For Franz Schellhorn, the Swiss are a bit like “collectively thinking individualists with an enviably grown up attitude to the state.” (Picture: Fotolia)

For Franz Schellhorn, the Swiss are a bit like “collectively thinking individualists with an enviably grown up attitude to the state.” (Picture: Fotolia)

When Swiss voters decided in a referendum almost two and a half years ago against granting themselves six, rather than the until then normal four, weeks annual paid holiday, the reaction in Austria, Switzerland’s eastern neighbour, was one of deep unease. Serious doubts were expressed about the mental health of the otherwise so highly regarded Swiss. How could anyone in their right mind vote against more paid free time?

This basic thought alone left Austrians, coddled by their welfare state, shivering. What does it mean for us if even the rich Swiss don’t want to, or can‘t, afford six weeks paid leave? Is it us Austrians who’re ultimately the stupid ones because we can’t see that that we, as employees, must earn any paid increase in free time ourselves? The same applies to all those other state financed giveaways – from the new village swimming pool to the “free” brace from the health insurer to widescale early retirement.

Searching for the fundamental difference between the two neighbouring alpine peoples, it is to be found in the fact that the Swiss are a bit like collectively thinking individualists, with an enviably grown up attitude to the state. By contrast, we Austrians are like individualistic collectivists, who may like to say “we’re the state”, only then to confuse at every opportunity the public exchequer with some sort of automated teller machine miraculously refilled out of the blue by that nice central bank governor. It’s the apparently deeply anchored basic assumption that financial lollipops doled out by politicians actually have to be earned and paid for by the people that’s become lost on us Austrians and makes Switzerland so unusual.

In Switzerland, one’s pretty much an exception if one thinks the general well being comes from a central bank’s vaults. And as people in Switzerland also realise, today’s public spending means tomorrow’s tax increase: that new public swimming pool isn’t a “gift” from the ruling party.

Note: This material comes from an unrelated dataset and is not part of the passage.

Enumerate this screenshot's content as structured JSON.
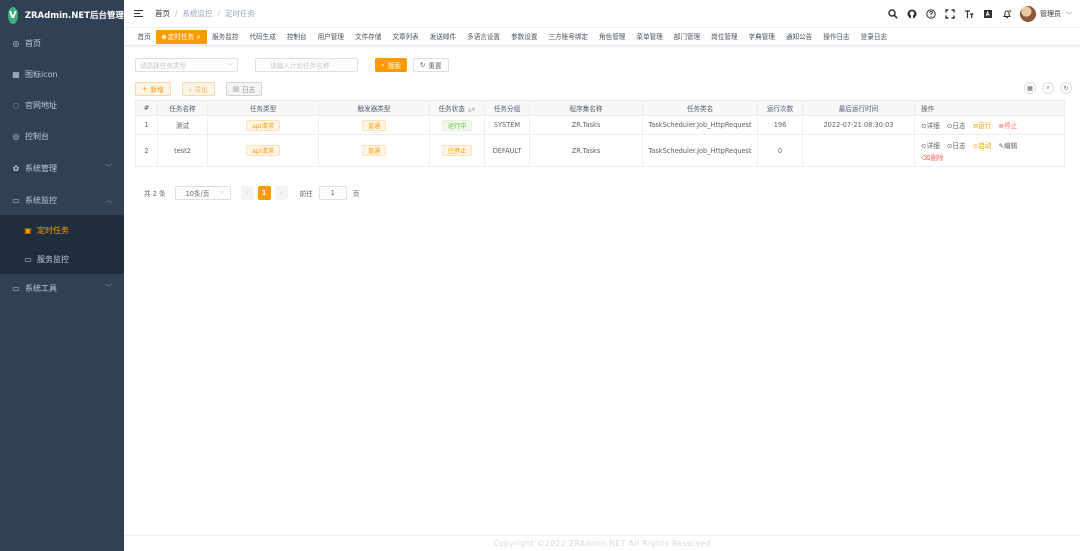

It’s facts as banal as these that explain why, even during the global financial crisis, Switzerland’s state finances remained in surplus, unlike almost everyone else’s. In Austria, the federal budget (excluding regions and municipalities) hasn’t seen a surplus since 1962 (let me spell that: nineteen sixty-two). In fact, only in four years since 1945 has an Austrian finance minister managed to close the year with black ink.
The two countries’ sharply different attitudes to the state are also illustrated by the flare up in Austrian demands to abolish federalism. “Too expensive for such a small country”, is the refrain. But what Austrians understand as federalism is not real federalism. Rather, it’s a combination of centralised revenue gathering (taxation via the federal government) and federalist spending that’s run out of control – about the most expensive way to finance a state you can find on Planet Earth.

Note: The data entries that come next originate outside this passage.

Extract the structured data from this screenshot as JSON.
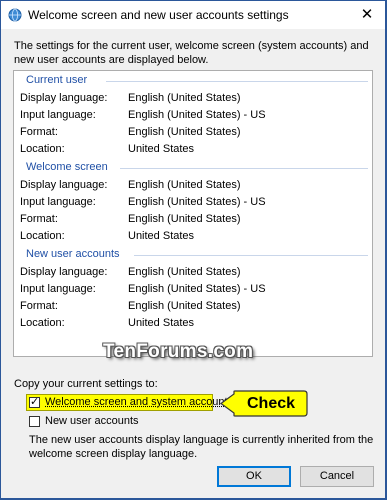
{
  "window": {
    "title": "Welcome screen and new user accounts settings",
    "close_glyph": "✕",
    "description": "The settings for the current user, welcome screen (system accounts) and new user accounts are displayed below."
  },
  "groups": [
    {
      "heading": "Current user",
      "rows": [
        {
          "label": "Display language:",
          "value": "English (United States)"
        },
        {
          "label": "Input language:",
          "value": "English (United States) - US"
        },
        {
          "label": "Format:",
          "value": "English (United States)"
        },
        {
          "label": "Location:",
          "value": "United States"
        }
      ]
    },
    {
      "heading": "Welcome screen",
      "rows": [
        {
          "label": "Display language:",
          "value": "English (United States)"
        },
        {
          "label": "Input language:",
          "value": "English (United States) - US"
        },
        {
          "label": "Format:",
          "value": "English (United States)"
        },
        {
          "label": "Location:",
          "value": "United States"
        }
      ]
    },
    {
      "heading": "New user accounts",
      "rows": [
        {
          "label": "Display language:",
          "value": "English (United States)"
        },
        {
          "label": "Input language:",
          "value": "English (United States) - US"
        },
        {
          "label": "Format:",
          "value": "English (United States)"
        },
        {
          "label": "Location:",
          "value": "United States"
        }
      ]
    }
  ],
  "watermark": "TenForums.com",
  "copy": {
    "label": "Copy your current settings to:",
    "welcome_checkbox": {
      "label": "Welcome screen and system accounts",
      "checked": true,
      "check_glyph": "✓"
    },
    "new_users_checkbox": {
      "label": "New user accounts",
      "checked": false
    },
    "note": "The new user accounts display language is currently inherited from the welcome screen display language."
  },
  "annotation": {
    "callout": "Check",
    "highlight_color": "#ffff00"
  },
  "buttons": {
    "ok": "OK",
    "cancel": "Cancel"
  },
  "colors": {
    "accent": "#2b579a",
    "group_heading": "#2050a6",
    "focus": "#0078d7"
  }
}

How it can be done better is shown by – guess – Switzerland. Our neighbour has developed a federal system based on real competition, with different tax rates in different cantons and grass roots level responsibility for spending, leading to a prudent approach to dealing with citizens’ money. And that has nothing to do with size. Although their populations are virtually the same, Switzerland has about three times more cantons than Austria has federal regions, somewhat less than twice as many local administrative regions and about 50 fewer municipalities – all run for at least one third lower cost.
By here at the latest it must be clear why the Swiss give us Austrians the creeps. We’re a bit like a slow child, who’s constantly shown its “perfect” sister as an example. “Just look how well Switzerland does it!” After a while, that sort of thing starts to grate. So all the better, when, from time to time, the Swiss themselves deviate – like, for example, when these fundamentally freedom loving people see themselves threatened by the minarets of local mosques. That takes a bit of the pressure of us mediocre neighbours.

Even if there’s no reason to glorify Switzerland, there’s no doubt its citizens have, in the past 20 years, got a lot right. We, by contrast, have omitted to do so much the same. But then, Austrians don’t need to vote on six weeks paid holiday – for many of our workers, that’s long been reality.

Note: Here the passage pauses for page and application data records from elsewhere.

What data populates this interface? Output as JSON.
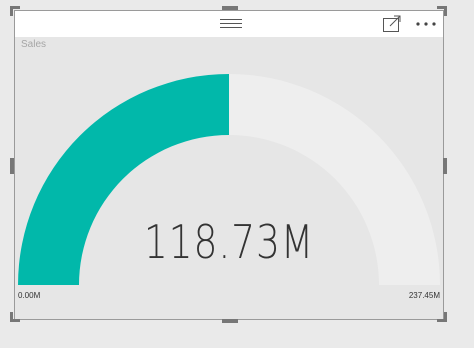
{
  "visual": {
    "title": "Sales",
    "menu": {
      "drag_icon": "drag-handle-icon",
      "focus_icon": "focus-mode-icon",
      "more_icon": "more-options-icon"
    }
  },
  "chart_data": {
    "type": "gauge",
    "title": "Sales",
    "value": 118.73,
    "value_label": "118.73M",
    "min": 0,
    "max": 237.45,
    "min_label": "0.00M",
    "max_label": "237.45M",
    "unit": "M",
    "fill_color": "#01b8aa",
    "track_color": "#eeeeee"
  }
}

Related articles in our summer series on “Why Switzerland?”:

Why Switzerland is a “special case” and cannot be a model for other states (Jonathan Steinberg/ University of Pennsylvania und Cambridge)

False Modesty (Richard W. Rahn/ Cato Institute and Institute for Global Economic Growth)

The Swiss love for small things (Alberto Mingardi/ Istituto Bruno Leoni)

Warum der Schweizer Föderalismus besser ist als der deutsche (von Detmar Doering/Friedrich-Naumann-Stiftung für die Freiheit)

Darum Schweiz (Karen Horn/Humboldt-Universität Berlin und Friedrich A. von Hayek-Gesellschaft)

Where Switzerland? (Wolfgang Kasper, professor emeritus of economics)

A Country in good working order (Razeen Sally, Lee Kuan Yew/ School of Public Policy, National University of Singapore)

Learning from Switzerland and Schwyz (Dr. Oliver Hartwich/Wellington think tank “The New Zealand Initiative“)